@bchild: Static charge on your finger is nonsense, since your body is sufficiently conductive, even dry finger skin. Your whole body may have static charge relative to something else, but then licking isn't going to change that.
Aug
18
comment Dealing with rashes between thighs and around the groin
@bchild: Lots of water can reduce friction. Sliding on a wet floor is a example. However, a little moistness increases friction of skin. Think about how often people will stick their fingers in their mouths briefly to be able to pick up a piece of paper more easily.
Aug
16
comment What types of trees are in these intertwined groups in Massachusetts?
@Sue: DCR would probably welcome the help, but only after they are convinced you know what you are doing. Getting to that point may be more trouble than it's worth it for them. Your best bet is to work with a established group that is already working on the property.
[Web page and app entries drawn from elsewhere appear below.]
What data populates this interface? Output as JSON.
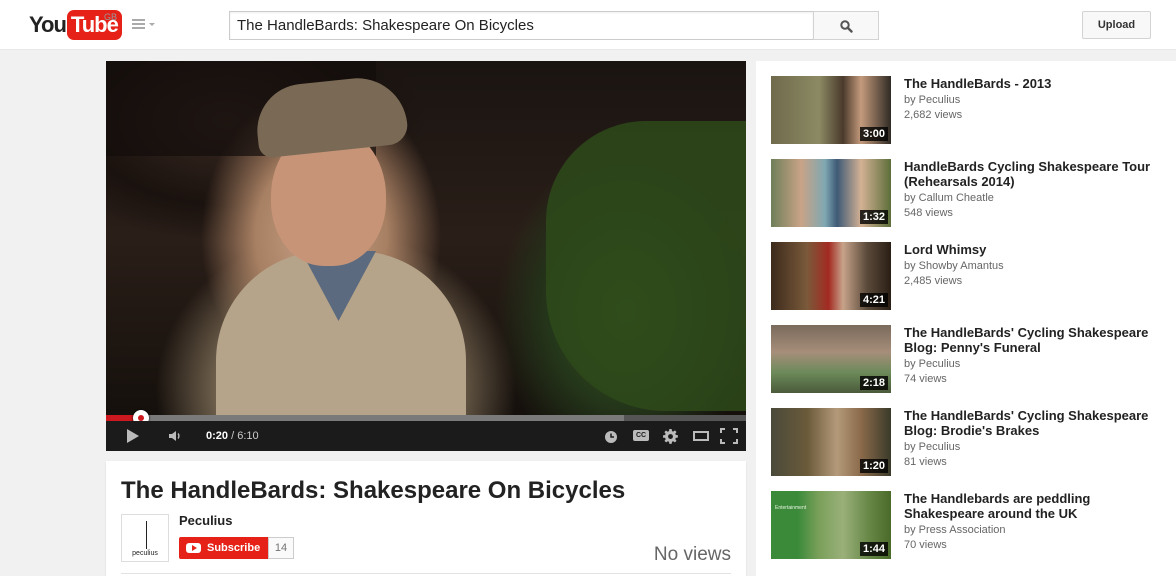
{
  "masthead": {
    "logo_you": "You",
    "logo_tube": "Tube",
    "region": "GB",
    "search_value": "The HandleBards: Shakespeare On Bicycles",
    "upload_label": "Upload",
    "icons": [
      "guide-menu-icon",
      "search-icon"
    ]
  },
  "player": {
    "current_time": "0:20",
    "duration": "6:10",
    "time_separator": " / ",
    "played_fraction": 0.054,
    "loaded_fraction": 0.81,
    "cc_label": "CC",
    "icons": [
      "play-icon",
      "volume-icon",
      "watch-later-icon",
      "captions-icon",
      "settings-gear-icon",
      "player-size-icon",
      "fullscreen-icon"
    ],
    "colors": {
      "progress_played": "#cc181e",
      "controls_bg": "#1b1b1b"
    }
  },
  "watch": {
    "title": "The HandleBards: Shakespeare On Bicycles",
    "owner": "Peculius",
    "avatar_label": "peculius",
    "subscribe_label": "Subscribe",
    "subscriber_count": "14",
    "views": "No views"
  },
  "sidebar": {
    "items": [
      {
        "title_line1": "The HandleBards - 2013",
        "title_line2": "",
        "channel": "by Peculius",
        "views": "2,682 views",
        "duration": "3:00"
      },
      {
        "title_line1": "HandleBards Cycling Shakespeare Tour",
        "title_line2": "(Rehearsals 2014)",
        "channel": "by Callum Cheatle",
        "views": "548 views",
        "duration": "1:32"
      },
      {
        "title_line1": "Lord Whimsy",
        "title_line2": "",
        "channel": "by Showby Amantus",
        "views": "2,485 views",
        "duration": "4:21"
      },
      {
        "title_line1": "The HandleBards' Cycling Shakespeare",
        "title_line2": "Blog: Penny's Funeral",
        "channel": "by Peculius",
        "views": "74 views",
        "duration": "2:18"
      },
      {
        "title_line1": "The HandleBards' Cycling Shakespeare",
        "title_line2": "Blog: Brodie's Brakes",
        "channel": "by Peculius",
        "views": "81 views",
        "duration": "1:20"
      },
      {
        "title_line1": "The Handlebards are peddling",
        "title_line2": "Shakespeare around the UK",
        "channel": "by Press Association",
        "views": "70 views",
        "duration": "1:44",
        "thumb_text": "Entertainment"
      }
    ]
  },
  "colors": {
    "brand_red": "#e62117",
    "page_bg": "#f1f1f1"
  }
}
Often these groups are called the "Friends of the ---". Whatever you do, don't go out and modify things without permission on land you don't own, whether public or private, and regardless of how well intentioned and "helpful" you think the acts are.
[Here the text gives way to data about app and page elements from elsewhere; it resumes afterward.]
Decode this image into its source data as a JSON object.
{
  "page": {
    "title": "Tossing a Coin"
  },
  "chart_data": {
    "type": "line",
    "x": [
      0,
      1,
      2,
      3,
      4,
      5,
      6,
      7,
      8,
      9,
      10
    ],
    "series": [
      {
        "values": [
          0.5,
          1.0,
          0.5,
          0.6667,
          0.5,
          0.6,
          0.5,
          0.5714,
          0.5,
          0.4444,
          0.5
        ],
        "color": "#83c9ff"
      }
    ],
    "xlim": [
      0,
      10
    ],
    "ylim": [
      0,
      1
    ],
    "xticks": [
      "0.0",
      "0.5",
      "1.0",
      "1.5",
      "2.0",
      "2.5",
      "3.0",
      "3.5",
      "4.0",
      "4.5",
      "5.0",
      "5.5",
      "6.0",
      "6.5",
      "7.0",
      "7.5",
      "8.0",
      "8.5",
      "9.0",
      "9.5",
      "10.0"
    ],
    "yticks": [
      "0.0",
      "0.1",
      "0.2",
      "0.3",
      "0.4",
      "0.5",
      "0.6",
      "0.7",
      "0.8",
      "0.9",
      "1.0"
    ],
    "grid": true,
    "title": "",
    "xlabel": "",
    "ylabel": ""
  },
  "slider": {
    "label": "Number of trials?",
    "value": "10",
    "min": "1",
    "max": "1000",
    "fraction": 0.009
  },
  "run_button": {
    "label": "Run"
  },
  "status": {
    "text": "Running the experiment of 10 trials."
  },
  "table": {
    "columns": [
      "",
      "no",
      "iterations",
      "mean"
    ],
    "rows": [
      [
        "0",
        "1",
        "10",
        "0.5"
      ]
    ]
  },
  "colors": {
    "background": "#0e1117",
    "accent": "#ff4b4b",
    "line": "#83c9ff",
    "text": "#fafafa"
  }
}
Aug
16
comment What types of trees are in these intertwined groups in Massachusetts?
@ab2: I don't know, I've never tried that or heard of anyone trying that. There is a lot written about controlling this plant, so now that you know what to search for, you should be able to find out more.
Jul
23
comment Do Herons travel alone in New England?
@Sue: The rookery on the west side of route 2 in Acton has been in decline over the last decade since the dead trees are falling down. There were a couple dozen nests at the high point, this year just a few. There's a cycle. Beavers flood a area to make a swamp. The trees die quickly, and make great supports for heron nests. As trees rot and fall down, the herons have to move elsewhere. The largest rookery in Groton is also in decline for the same reason. Eventually beavers leave, trees grow back, beavers come back, and the cycle continues.
Jul
2
comment How to find new poles for old tent?
@HotLicks: As I said in the question, the company that made this tent seems to have vanished. If you know of a way to contact Sierra West, please let me know.
Jun
26
comment What animal might uproot and relocate a newly-transplanted sedum?
Your friend may have seen a brown-colored bear, but it was definitely a black bear (Ursus americanus). These bears come in shades from cinnamon to full black, and are the only bear in Massachusetts. They have been common in the western part of the state for a while, and are spreading eastward. They are no longer unusual except in the urban area immediately around Boston, roughly inside 128. There have been a number of sitings here in Groton (about 35 miles NW of Boston).
Jun
8
comment What sort of rock climbing grade can a goat do?
Goats are good, really good, at rock climbing. They don't need no stink'n grades!